Brisbane, Melbourne, Perth & Sydney
Sydney, New South Wales, established in 1788, is not Australia's capital, yet in many ways it feels like it. The city has a definite flavor of history, with sandstone cliffs, rocks and caves still containing Aboriginal rock carvings, reminders of a more ancient past but made more significant in the present-tense as Sydney has the highest Aboriginal population of any Australian city.
Brisbane, the largest city in Queensland, claims almost 1.5 million residents, yet the city moves at a slower pace then one might expect. The site of a prison colony established in 1824, the city contains a historic precinct, museums and botanic gardens. Brisbane's Aboriginal past can found at the Nudgee Bora Ring and several Aboriginal walking trails at Mount Coot-tha.

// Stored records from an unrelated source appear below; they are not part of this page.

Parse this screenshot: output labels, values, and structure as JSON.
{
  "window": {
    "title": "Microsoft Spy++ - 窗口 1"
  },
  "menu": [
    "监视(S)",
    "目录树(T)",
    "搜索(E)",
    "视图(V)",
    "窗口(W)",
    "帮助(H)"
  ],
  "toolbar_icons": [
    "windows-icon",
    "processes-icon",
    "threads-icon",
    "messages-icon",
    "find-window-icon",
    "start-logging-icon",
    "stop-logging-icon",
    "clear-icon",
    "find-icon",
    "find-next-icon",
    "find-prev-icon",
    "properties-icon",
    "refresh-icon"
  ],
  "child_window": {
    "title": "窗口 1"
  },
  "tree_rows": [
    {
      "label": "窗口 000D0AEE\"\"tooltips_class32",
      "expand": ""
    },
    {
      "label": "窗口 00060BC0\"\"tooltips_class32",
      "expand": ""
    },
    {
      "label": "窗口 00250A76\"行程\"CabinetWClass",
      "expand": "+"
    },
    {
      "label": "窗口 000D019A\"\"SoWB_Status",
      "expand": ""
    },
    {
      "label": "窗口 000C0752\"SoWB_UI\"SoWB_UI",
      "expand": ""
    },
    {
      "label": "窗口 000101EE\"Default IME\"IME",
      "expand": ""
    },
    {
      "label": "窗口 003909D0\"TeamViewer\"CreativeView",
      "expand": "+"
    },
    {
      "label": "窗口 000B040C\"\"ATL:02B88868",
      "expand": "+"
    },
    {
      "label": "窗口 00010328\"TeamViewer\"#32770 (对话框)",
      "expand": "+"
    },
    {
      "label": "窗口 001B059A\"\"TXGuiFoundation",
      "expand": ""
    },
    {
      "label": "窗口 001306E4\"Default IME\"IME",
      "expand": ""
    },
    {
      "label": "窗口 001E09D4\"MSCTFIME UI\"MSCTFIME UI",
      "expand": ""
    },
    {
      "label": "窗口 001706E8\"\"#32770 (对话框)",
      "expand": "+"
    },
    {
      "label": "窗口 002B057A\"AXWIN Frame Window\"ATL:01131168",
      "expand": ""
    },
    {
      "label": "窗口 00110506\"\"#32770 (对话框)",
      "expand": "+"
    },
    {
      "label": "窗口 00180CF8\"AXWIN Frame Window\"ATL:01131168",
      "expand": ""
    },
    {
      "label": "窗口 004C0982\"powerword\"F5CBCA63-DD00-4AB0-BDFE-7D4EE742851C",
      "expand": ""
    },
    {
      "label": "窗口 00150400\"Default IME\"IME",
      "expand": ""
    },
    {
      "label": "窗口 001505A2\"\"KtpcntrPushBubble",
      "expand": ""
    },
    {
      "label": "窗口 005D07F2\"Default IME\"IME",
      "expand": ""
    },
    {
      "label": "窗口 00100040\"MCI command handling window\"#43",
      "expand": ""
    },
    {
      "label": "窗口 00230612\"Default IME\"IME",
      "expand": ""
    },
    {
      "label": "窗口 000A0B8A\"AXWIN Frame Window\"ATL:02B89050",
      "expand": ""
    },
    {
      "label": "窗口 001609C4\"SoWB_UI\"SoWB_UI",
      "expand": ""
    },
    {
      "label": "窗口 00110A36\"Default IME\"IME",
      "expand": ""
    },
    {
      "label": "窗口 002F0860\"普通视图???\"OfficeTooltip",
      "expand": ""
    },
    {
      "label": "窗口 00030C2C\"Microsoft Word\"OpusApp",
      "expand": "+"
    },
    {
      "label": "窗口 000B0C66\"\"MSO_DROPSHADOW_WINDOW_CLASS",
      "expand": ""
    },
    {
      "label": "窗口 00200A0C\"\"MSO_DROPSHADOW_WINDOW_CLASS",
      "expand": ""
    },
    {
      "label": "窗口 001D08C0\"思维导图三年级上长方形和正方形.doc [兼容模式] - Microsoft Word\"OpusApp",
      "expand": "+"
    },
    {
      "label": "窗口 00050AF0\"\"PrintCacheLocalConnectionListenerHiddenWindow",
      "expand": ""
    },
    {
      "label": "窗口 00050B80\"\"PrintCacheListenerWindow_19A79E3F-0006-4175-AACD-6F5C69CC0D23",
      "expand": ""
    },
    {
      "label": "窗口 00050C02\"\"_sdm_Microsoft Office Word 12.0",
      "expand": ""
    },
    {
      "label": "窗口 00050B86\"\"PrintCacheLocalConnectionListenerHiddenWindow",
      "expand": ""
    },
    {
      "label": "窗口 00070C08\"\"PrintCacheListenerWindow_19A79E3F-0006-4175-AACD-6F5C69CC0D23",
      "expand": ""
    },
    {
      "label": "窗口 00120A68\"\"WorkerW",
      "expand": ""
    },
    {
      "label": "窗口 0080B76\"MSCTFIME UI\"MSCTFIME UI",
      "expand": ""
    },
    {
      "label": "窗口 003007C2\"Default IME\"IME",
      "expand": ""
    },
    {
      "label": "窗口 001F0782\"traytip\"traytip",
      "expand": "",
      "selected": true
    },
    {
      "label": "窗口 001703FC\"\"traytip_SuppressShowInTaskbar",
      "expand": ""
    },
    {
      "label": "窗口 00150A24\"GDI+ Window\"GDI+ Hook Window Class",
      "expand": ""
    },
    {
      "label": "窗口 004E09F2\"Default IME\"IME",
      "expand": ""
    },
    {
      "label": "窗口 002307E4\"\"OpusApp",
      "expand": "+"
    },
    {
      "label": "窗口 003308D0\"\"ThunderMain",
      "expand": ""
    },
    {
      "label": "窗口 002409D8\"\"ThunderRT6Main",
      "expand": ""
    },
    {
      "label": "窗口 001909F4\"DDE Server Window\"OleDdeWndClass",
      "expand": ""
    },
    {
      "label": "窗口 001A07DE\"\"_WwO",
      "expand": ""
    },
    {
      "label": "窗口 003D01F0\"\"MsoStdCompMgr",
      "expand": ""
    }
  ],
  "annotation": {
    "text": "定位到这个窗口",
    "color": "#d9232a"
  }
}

The city's transportation includes buses, the electric Citytrain network and a useful ferry system for easy crossing of the Brisbane river.
Melbourne, Victoria, is Australia's second-largest city and is inhabited by about 3 million people, everyone of which will tell you that their city is one of the world's most livable cities. Beautiful and lavish landscaped gardens and parks in the English style provide green spaces near the city centre, while Victorian-era building facades extended along tree-lined boulevards creates a metropolis that lives up to it's boasting. Some of the country's best cafés, pubs and speciality shops can be found here, as well as the century-old Queen Victoria Market for the serious shopper.
Perth, Western Australia's capital of 1.3 million people, has a youthful and easy-going reputation. Sailing or swimming are a common after-work activities, and windsurfers, sailors and jet-skiers are everywhere.